Liz Goodwin
The Lookout

Last Thursday, President Obama called for $25 billion to modernize 35,000 of the country's aging school buildings as part of his $450 billion American Jobs Act plan. And regardless of the prospects for the passage of Obama's plan, it's worth asking: Does attending a run-down school affect students' achievement levels?

The average K-12 building in the United States is 40 years old, according to the nonprofit 21st Century School Fund; and the American Society of Civil Engineers gave the nation's public school buildings a D grade in 2009. It would cost at least $270 billion to bring the nation's schools into good repair, according to Valerie Strauss at the Washington Post.

And according to one analysis, the disrepair of the nation's schools is hurting kids' academic achievement.

The 21st Century School Fund released a report earlier this year claiming that an analysis of 20 studies showed "a positive correlation between the achievement of students and the condition of the school facility," after controlling for student demographics. The study found a correlation between shoddy school infrastructure and higher drop-out rates and lower attendance.

"How can we expect our kids to do their best in places that are literally falling apart? This is America. Every child deserves a great school—and we can give it to them, if we act now," Obama said last week.

But not everyone is swayed by that argument.

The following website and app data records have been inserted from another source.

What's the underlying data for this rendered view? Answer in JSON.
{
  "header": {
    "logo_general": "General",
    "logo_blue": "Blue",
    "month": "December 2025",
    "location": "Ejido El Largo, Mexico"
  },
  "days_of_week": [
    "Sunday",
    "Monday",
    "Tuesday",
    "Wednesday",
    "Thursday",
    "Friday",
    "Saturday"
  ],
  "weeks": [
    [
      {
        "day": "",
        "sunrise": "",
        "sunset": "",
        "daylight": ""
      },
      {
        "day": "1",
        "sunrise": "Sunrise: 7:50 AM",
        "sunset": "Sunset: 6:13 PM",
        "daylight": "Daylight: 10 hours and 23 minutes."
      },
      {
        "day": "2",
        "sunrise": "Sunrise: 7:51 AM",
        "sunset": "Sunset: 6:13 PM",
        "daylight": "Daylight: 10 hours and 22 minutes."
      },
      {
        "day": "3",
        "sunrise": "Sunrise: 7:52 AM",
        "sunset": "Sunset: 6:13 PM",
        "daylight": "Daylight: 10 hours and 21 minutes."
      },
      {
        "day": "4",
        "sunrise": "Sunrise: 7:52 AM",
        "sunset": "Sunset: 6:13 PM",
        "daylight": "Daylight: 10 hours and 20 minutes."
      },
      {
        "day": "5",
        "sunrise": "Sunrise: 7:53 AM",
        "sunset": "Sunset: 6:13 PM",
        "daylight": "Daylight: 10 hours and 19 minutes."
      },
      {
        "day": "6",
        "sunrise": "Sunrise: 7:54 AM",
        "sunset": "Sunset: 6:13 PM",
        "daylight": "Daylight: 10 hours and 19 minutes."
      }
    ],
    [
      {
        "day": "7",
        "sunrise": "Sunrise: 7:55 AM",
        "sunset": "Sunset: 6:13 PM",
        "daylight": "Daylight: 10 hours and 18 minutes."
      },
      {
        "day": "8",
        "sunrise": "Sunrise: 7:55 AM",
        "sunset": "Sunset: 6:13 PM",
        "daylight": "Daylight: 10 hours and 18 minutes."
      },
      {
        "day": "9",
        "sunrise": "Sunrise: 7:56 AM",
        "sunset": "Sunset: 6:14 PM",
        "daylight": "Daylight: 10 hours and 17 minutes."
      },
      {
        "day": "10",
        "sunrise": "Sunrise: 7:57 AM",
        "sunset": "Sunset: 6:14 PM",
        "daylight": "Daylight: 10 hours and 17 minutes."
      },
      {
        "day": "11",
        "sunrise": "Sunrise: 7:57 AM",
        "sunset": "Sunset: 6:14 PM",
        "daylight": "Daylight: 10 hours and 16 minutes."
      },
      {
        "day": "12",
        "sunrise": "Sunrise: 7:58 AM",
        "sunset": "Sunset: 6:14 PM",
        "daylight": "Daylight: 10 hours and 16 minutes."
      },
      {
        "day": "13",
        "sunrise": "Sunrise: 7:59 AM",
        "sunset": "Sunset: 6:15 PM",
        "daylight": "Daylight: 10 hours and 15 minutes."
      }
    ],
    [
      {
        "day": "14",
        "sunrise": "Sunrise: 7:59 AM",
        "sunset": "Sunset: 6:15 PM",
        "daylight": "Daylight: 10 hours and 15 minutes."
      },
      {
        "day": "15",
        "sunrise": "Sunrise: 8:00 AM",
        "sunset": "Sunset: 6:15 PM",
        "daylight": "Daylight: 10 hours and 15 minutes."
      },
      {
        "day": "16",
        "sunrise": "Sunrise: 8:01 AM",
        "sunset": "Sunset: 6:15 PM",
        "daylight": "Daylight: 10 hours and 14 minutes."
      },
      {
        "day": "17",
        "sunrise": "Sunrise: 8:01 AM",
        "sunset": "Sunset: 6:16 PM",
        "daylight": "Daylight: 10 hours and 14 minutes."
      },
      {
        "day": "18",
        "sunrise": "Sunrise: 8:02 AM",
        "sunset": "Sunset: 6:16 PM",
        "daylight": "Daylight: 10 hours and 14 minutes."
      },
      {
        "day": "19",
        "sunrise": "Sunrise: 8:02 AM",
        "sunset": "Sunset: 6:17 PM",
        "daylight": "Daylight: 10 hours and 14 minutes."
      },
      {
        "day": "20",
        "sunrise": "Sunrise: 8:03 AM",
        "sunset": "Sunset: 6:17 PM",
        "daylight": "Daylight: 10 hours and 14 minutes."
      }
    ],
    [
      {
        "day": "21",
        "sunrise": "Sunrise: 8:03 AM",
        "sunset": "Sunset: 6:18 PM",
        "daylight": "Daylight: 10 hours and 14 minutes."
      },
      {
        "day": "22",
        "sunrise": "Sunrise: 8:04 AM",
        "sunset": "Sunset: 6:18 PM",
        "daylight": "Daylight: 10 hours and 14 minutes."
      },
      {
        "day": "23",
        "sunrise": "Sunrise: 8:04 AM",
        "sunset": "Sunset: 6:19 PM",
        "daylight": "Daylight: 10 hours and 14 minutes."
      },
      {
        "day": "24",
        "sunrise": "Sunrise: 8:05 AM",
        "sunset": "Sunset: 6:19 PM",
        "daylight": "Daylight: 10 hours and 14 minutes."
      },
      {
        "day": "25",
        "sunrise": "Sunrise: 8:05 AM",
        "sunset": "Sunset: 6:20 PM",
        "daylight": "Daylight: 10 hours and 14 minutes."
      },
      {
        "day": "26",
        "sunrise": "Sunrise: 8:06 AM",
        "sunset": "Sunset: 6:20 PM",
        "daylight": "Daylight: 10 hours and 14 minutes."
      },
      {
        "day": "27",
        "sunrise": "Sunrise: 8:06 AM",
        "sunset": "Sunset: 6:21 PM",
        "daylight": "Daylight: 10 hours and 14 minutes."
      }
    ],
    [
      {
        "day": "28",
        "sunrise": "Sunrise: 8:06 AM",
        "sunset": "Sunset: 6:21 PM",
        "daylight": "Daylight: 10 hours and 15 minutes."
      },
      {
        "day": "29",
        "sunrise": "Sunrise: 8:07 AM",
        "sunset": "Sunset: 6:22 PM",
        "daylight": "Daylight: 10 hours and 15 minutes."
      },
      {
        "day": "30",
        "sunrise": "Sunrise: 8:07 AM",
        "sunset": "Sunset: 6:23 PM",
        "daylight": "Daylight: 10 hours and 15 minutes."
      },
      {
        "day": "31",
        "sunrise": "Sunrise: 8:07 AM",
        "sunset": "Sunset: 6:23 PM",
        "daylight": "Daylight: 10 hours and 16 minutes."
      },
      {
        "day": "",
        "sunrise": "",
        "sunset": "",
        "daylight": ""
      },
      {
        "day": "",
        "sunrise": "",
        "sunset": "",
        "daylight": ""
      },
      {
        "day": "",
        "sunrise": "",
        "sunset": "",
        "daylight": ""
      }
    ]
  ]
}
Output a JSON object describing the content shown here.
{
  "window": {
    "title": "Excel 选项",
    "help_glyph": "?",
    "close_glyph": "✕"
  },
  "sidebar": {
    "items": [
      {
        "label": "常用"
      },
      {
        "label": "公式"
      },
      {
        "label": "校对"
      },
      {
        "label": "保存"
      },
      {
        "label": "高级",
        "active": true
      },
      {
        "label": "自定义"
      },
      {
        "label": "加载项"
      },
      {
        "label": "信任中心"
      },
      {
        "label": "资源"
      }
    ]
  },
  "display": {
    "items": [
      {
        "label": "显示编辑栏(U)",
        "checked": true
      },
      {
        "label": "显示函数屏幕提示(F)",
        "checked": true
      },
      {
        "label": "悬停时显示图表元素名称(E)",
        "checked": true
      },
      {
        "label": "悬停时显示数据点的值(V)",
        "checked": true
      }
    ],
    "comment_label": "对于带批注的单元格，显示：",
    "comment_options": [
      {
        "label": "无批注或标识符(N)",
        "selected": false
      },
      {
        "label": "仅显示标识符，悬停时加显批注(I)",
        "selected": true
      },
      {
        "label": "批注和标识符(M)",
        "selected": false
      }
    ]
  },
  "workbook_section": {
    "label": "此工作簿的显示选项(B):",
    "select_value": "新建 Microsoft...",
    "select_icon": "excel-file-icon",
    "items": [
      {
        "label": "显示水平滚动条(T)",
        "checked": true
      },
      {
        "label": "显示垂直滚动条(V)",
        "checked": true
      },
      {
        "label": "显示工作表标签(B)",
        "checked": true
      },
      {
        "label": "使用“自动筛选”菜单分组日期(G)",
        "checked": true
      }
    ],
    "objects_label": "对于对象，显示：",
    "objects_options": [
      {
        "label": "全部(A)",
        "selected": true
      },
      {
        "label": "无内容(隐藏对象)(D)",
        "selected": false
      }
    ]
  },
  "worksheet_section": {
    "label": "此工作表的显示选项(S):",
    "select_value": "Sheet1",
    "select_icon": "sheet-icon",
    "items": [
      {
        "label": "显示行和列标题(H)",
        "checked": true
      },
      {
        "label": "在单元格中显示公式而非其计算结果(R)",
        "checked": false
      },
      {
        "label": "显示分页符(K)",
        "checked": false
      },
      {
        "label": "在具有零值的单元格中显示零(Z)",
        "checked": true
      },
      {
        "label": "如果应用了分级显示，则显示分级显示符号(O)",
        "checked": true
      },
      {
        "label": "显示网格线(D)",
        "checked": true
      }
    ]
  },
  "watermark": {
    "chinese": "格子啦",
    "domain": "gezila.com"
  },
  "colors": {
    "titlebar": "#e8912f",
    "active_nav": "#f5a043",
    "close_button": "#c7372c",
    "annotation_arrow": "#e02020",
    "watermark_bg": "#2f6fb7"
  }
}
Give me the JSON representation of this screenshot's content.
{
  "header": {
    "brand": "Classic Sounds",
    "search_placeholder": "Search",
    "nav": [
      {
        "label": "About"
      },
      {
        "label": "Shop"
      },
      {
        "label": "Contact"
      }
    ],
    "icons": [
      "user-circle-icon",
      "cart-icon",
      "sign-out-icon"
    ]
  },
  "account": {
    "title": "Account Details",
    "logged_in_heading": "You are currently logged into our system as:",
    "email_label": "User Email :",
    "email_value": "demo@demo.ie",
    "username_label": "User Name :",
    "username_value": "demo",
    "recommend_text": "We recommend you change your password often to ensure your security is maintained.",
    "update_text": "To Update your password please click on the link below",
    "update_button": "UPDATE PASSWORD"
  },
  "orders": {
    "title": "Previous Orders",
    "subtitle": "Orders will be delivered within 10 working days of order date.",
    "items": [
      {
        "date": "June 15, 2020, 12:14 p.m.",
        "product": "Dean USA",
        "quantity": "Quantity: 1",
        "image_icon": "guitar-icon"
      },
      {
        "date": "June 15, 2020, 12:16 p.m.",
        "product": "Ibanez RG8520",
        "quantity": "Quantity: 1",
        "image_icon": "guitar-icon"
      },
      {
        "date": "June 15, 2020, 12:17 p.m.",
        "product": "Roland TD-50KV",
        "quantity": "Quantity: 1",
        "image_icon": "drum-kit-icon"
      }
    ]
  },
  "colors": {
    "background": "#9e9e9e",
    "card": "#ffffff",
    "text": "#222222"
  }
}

House Committee on Education and the Workforce Chair John Kline (R-MN) blasted the plan, according to EdWeek. "More stimulus spending is not the right solution to our nation's job crisis," he said. "Common sense tells us that putting the federal government in the business of school construction will only lead to higher costs and more regulations."